Birmingham, AL -- Congresswoman Terri Sewell issued the following statement regarding the passing of former U.S. Representative Louis Stokes:
Today Congresswoman Terri Sewell welcomed U.S. Secretary of Agriculture Tom Vilsack to Alabama's 7th Congressional District where he announced that the U.S.
Congresswoman Terri A.
Congresswoman Terri Sewell issued the following statement commemorating the 50th Anniversary of the landmark Voting Rights Act of 1965:
In The News
Amelia Boynton Robinson, a matriarch of the civil rights movement immortalized in a photograph taken on Bloody Sunday, has died.
Amelia Boynton Robinson, a pivotal figure in the struggle for civil rights in Selma, Ala., whose picture, battered and left unconscious by police on the Edmund Pettus Bridge b
She never became a household name, but the grainy photos of Amelia Boynton Robinson crumpled on the side of the road in Selma, Ala., after being tear-gassed and beaten by stat

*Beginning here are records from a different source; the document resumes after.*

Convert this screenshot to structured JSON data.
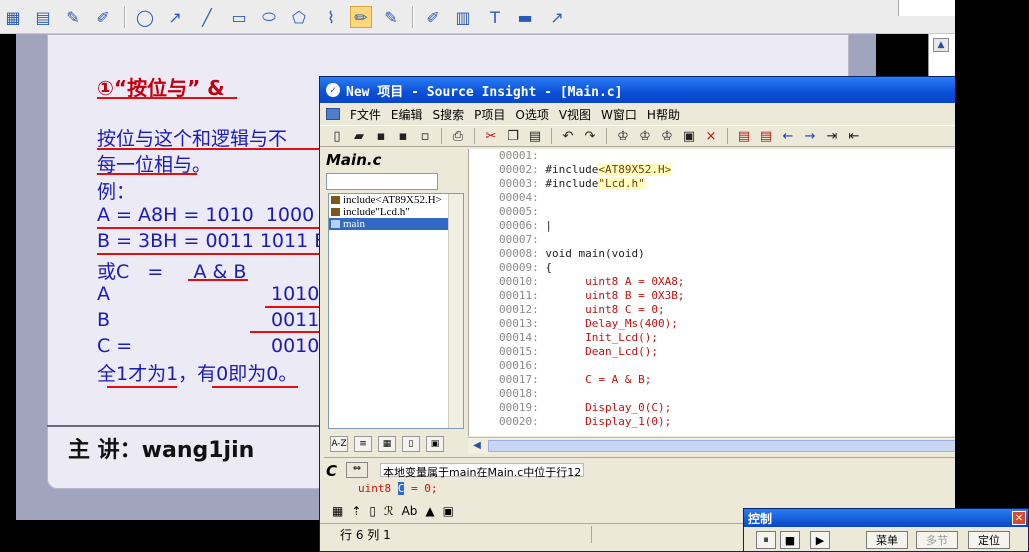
{
  "si_window": {
    "title": "New 项目 - Source Insight - [Main.c]",
    "menu": [
      "F文件",
      "E编辑",
      "S搜索",
      "P项目",
      "O选项",
      "V视图",
      "W窗口",
      "H帮助"
    ],
    "symbol_title": "Main.c",
    "symbols": [
      "include<AT89X52.H>",
      "include\"Lcd.h\"",
      "main"
    ],
    "code_lines": [
      {
        "num": "00001:",
        "text": ""
      },
      {
        "num": "00002:",
        "text": "#include<AT89X52.H>"
      },
      {
        "num": "00003:",
        "text": "#include\"Lcd.h\""
      },
      {
        "num": "00004:",
        "text": ""
      },
      {
        "num": "00005:",
        "text": ""
      },
      {
        "num": "00006:",
        "text": "|"
      },
      {
        "num": "00007:",
        "text": ""
      },
      {
        "num": "00008:",
        "text": "void main(void)"
      },
      {
        "num": "00009:",
        "text": "{"
      },
      {
        "num": "00010:",
        "text": "uint8 A = 0XA8;"
      },
      {
        "num": "00011:",
        "text": "uint8 B = 0X3B;"
      },
      {
        "num": "00012:",
        "text": "uint8 C = 0;"
      },
      {
        "num": "00013:",
        "text": "Delay_Ms(400);"
      },
      {
        "num": "00014:",
        "text": "Init_Lcd();"
      },
      {
        "num": "00015:",
        "text": "Dean_Lcd();"
      },
      {
        "num": "00016:",
        "text": ""
      },
      {
        "num": "00017:",
        "text": "C = A & B;"
      },
      {
        "num": "00018:",
        "text": ""
      },
      {
        "num": "00019:",
        "text": "Display_0(C);"
      },
      {
        "num": "00020:",
        "text": "Display_1(0);"
      }
    ],
    "context_label": "C",
    "context_text": "本地变量属于main在Main.c中位于行12",
    "context_code_before": "uint8 ",
    "context_code_sel": "C",
    "context_code_after": " = 0;",
    "status": "行 6  列 1"
  },
  "slide": {
    "title": "①“按位与” &",
    "line1": "按位与这个和逻辑与不",
    "line2": "每一位相与。",
    "line3": "例：",
    "line4": "A = A8H = 1010  1000",
    "line5": "B = 3BH = 0011 1011 B",
    "line6": "或C   =     A & B",
    "row_a_label": "A",
    "row_a_val": "1010",
    "row_b_label": "B",
    "row_b_val": "0011",
    "row_c_label": "C =",
    "row_c_val": "0010",
    "rule": "全1才为1，有0即为0。",
    "footer": "主 讲：wang1jin"
  },
  "control": {
    "title": "控制",
    "btn_menu": "菜单",
    "btn_multi": "多节",
    "btn_locate": "定位"
  }
}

Amelia Boynton Robinson, who went from being beaten on a bridge in Selma, Ala., in 1965 to being pushed across the bridge in a wheelchair alongside the president of the United